Digital Paper: A Manual For Research And Writing With Library And Internet Materials

Paperback | August 4, 2014

byAndrew Abbott

not yet rated|write a review
Today’s researchers have access to more information than ever before. Yet the new material is both overwhelming in quantity and variable in quality. How can scholars survive these twin problems and produce groundbreaking research using the physical and electronic resources available in the modern university research library? In Digital Paper, Andrew Abbott provides some much-needed answers to that question.

Abbott tells what every senior researcher knows: that research is not a mechanical, linear process, but a thoughtful and adventurous journey through a nonlinear world. He breaks library research down into seven basic and simultaneous tasks: design, search, scanning/browsing, reading, analyzing, filing, and writing. He moves the reader through the phases of research, from confusion to organization, from vague idea to polished result. He teaches how to evaluate data and prior research; how to follow a trail to elusive treasures; how to organize a project; when to start over; when to ask for help. He shows how an understanding of scholarly values, a commitment to hard work, and the flexibility to change direction combine to enable the researcher to turn a daunting mass of found material into an effective paper or thesis.

More than a mere  how-to manual, Abbott’s guidebook helps teach good habits for acquiring knowledge, the foundation of knowledge worth knowing. Those looking for ten easy steps to a perfect paper may want to look elsewhere. But serious scholars, who want their work to stand the test of time, will appreciate Abbott’s unique, forthright approach and relish every page of Digital Paper.

Pricing and Purchase Info

$28.25

In stock online
Ships free on orders over $25

From the Publisher

Today’s researchers have access to more information than ever before. Yet the new material is both overwhelming in quantity and variable in quality. How can scholars survive these twin problems and produce groundbreaking research using the physical and electronic resources available in the modern university research library? In Digital...

Andrew Abbott is the Gustavus F. and Ann M. Swift Distinguished Service Professor at the University of Chicago. He edits the American Journal of Sociology and his books include The System of Professions, Department and Discipline, Chaos of Disciplines, and Time Matters, all published by the University of Chicago Press.

other books by Andrew Abbott

Processual Sociology
Processual Sociology

Paperback|Mar 7 2016

$40.81

Construction Innovation
Construction Innovation

Kobo ebook|Mar 2 2015

$148.99

see all books by Andrew Abbott
Format:PaperbackDimensions:272 pages, 9 × 6 × 0.8 inPublished:August 4, 2014Publisher:University Of Chicago PressLanguage:English

The following ISBNs are associated with this title:

ISBN - 10:022616778X

ISBN - 13:9780226167787

Look for similar items by category:

Customer Reviews of Digital Paper: A Manual For Research And Writing With Library And Internet Materials

Reviews

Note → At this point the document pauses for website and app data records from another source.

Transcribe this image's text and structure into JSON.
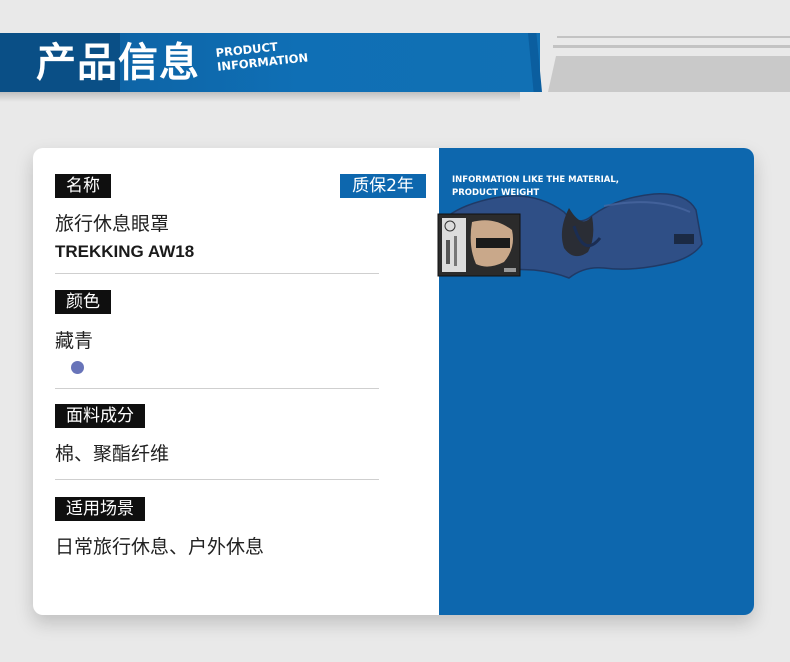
{
  "header": {
    "title_cn": "产品信息",
    "title_en_line1": "PRODUCT",
    "title_en_line2": "INFORMATION"
  },
  "colors": {
    "brand_blue": "#0d67ae",
    "label_bg": "#0f0f0f",
    "swatch_navy": "#6874b9"
  },
  "card": {
    "warranty": "质保2年",
    "name_label": "名称",
    "name_value": "旅行休息眼罩",
    "model": "TREKKING AW18",
    "color_label": "颜色",
    "color_value": "藏青",
    "material_label": "面料成分",
    "material_value": "棉、聚酯纤维",
    "usage_label": "适用场景",
    "usage_value": "日常旅行休息、户外休息"
  },
  "panel": {
    "info_line1": "INFORMATION LIKE THE MATERIAL,",
    "info_line2": "PRODUCT WEIGHT"
  },
  "product_image": {
    "icon": "eye-mask-product-image"
  }
}
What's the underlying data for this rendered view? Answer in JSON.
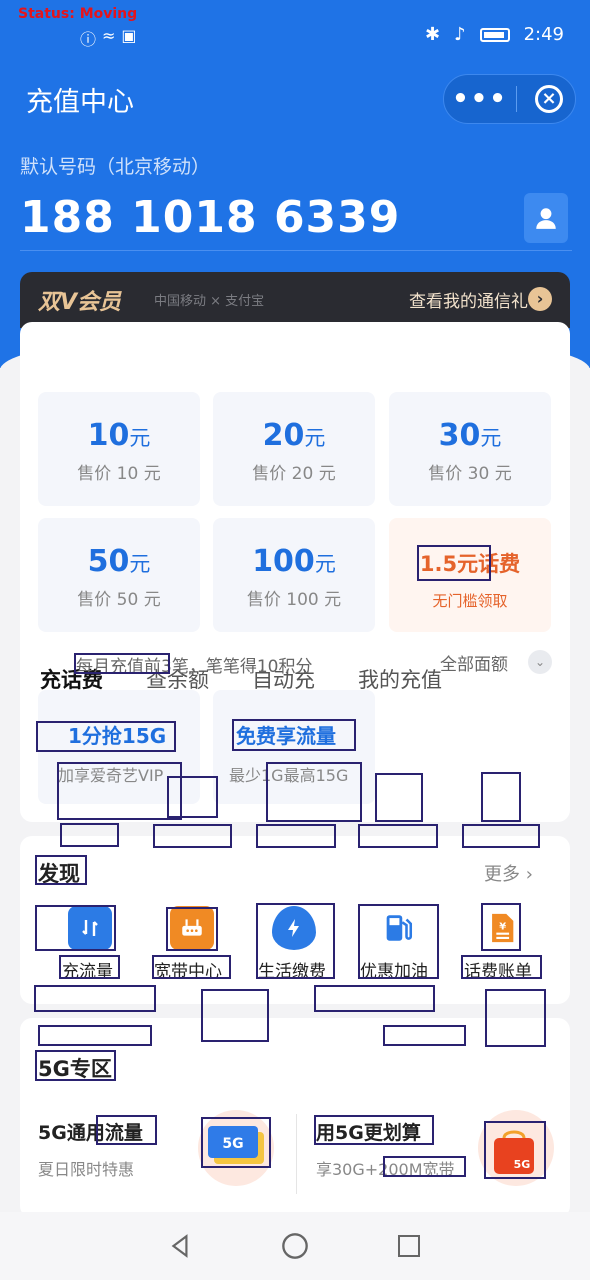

Extra Content

Table of Contents

To the Reader

1          Introduction
2          A Library Ethnography
3          Fundamentals
4          The Preliminary Phase
5          Midphase Bibliography
6          Midphase Scanning, Browsing, and Brute Force
7          Reading
8          Midphase Files and Organization
9          Midphase Analysis
10        Midphase Writing
11        Midphase Design
12        Endphase

Glossary         
Index
 

Editorial Reviews

"I can honestly say that every student, professor, and intellectual needs to read [Digital Paper]. It’s a superb ‘how to’ guide about writing a long research paper or thesis. But it’s more than that. It’s an entire theory of how scholars pursue scholarship. It’s a memoir of Abbott’s own research. It’s a pessimistic and slightly misanthropic ode to a quiet world of well-ordered card catalogs destroyed by the garish vulgarity of online databases. It’s an epigrammatic summary of a career’s worth of knowledge. It is—yes, I really mean this—life-affirming."